Ethnic Uzbeks have blockaded themselves into parts of Osh, afraid of renewed violence. In one such suburb, Dekhkan Kishlak, locals said they had been beaten by security forces and their jewellery and money stolen during a two-hour raid on Monday.

Several women said armed men identifying themselves as security forces burst into the district, beat them with rifle butts and stole sacks of flour delivered as humanitarian aid.

“They told us that, if we are still here in 10 days, we will be hanged from the lampposts,” said Karima, 34, a mother of three who declined to give her full name for fear of reprisals.

Just a few hundred Uzbeks remain in the suburb, where two days earlier more than 1,500 people had sought refuge in concrete stables and dog kennels. Many have returned to their homes or are living in Uzbek houses elsewhere in Osh.

Kyrgyz authorities said law enforcement officers had met “armed resistance” during security checks in another ethnic Uzbek settlement, Nariman, where large boulders lay across the road to keep out Kyrgyz forces.

One Uzbek man in central Osh, watching a group of returning refugees stepping off a mini-bus, whispered: “Why the hell are they coming back?
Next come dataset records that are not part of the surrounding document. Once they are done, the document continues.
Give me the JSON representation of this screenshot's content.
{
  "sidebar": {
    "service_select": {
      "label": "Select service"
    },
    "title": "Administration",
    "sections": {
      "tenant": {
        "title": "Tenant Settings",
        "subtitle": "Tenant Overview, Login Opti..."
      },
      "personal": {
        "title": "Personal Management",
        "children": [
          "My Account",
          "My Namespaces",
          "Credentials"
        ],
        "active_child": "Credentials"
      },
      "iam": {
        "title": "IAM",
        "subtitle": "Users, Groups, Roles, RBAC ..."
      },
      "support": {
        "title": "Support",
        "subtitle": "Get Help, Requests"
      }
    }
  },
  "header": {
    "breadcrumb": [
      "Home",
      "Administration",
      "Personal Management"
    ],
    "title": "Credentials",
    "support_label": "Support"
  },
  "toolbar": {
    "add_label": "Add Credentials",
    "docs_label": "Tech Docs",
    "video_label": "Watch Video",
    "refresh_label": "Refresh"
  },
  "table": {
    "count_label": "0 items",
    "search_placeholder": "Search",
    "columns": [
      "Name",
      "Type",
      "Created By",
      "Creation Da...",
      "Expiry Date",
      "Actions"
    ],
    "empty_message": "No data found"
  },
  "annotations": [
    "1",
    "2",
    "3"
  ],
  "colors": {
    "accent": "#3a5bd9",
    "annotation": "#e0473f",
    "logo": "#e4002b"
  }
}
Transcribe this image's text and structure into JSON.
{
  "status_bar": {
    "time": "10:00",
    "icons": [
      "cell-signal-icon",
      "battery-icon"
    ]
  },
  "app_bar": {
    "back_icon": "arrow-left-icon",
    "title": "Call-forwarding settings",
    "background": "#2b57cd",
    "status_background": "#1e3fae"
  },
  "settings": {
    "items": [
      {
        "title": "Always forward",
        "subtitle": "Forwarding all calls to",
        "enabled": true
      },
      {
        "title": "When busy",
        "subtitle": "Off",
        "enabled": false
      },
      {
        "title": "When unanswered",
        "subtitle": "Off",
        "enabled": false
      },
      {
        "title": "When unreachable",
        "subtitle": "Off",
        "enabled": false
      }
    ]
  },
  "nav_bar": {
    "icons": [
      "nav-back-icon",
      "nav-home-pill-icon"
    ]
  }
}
Don’t they realise what awaits them here?”


United Nations Special Envoy Miroslav Jenca, visiting Osh, said he had been informed that thousands of ethnic Uzbeks were returning home. The U.N. refugee agency has set up an office at the city’s airport.

“There is still a lot of hatred, so it is an enormous challenge for the interim government and for local authorities to create conditions and show clearly that Uzbeks are welcome,” Jenca said.

He was overseeing the delivery of 40 tonnes of medicine from a truck to a hospital in central Osh, surrounded by charred houses and walls pockmarked by bullets.

While the official death toll from the clashes stands at 251, interim government leader Roza Otunbayeva has said 10 times as many people may have been killed in the violence.

The interim government, which swept to power after an April 7 revolt toppled the president, needs the referendum as a stepping stone towards presidential and parliamentary elections.

Otunbayeva, whose tiny, under-equipped army has struggled to bring order to the south, visited the region for a second day. She has rejected calls from some officials for the referendum to be postponed, saying any delays would risk a return to violence.

The 56-nation Organisation for Security and Cooperation in Europe (OSCE) has said it will not send short-term observers to Kyrgyzstan for the referendum for security reasons.

But Badalova, one of the returning Uzbeks, said she would vote for change. “We worked before and we will work again, for our children. We will restore everything.”

Others were less sure of their future.

“We do not know what life holds in store,” Rafat Akhunova, a trader, said as she crossed back into Kyrgyzstan. “We have not had any rest for so long.”

Additional reporting by Shavkat Rakhmatullayev and Shamil Zhumatov in Yorkishlok, Uzbekistan, and Maria Golovnina in Bishkek, writing by Robin Paxton; Editing by Noah Barkin and Mark Heinrich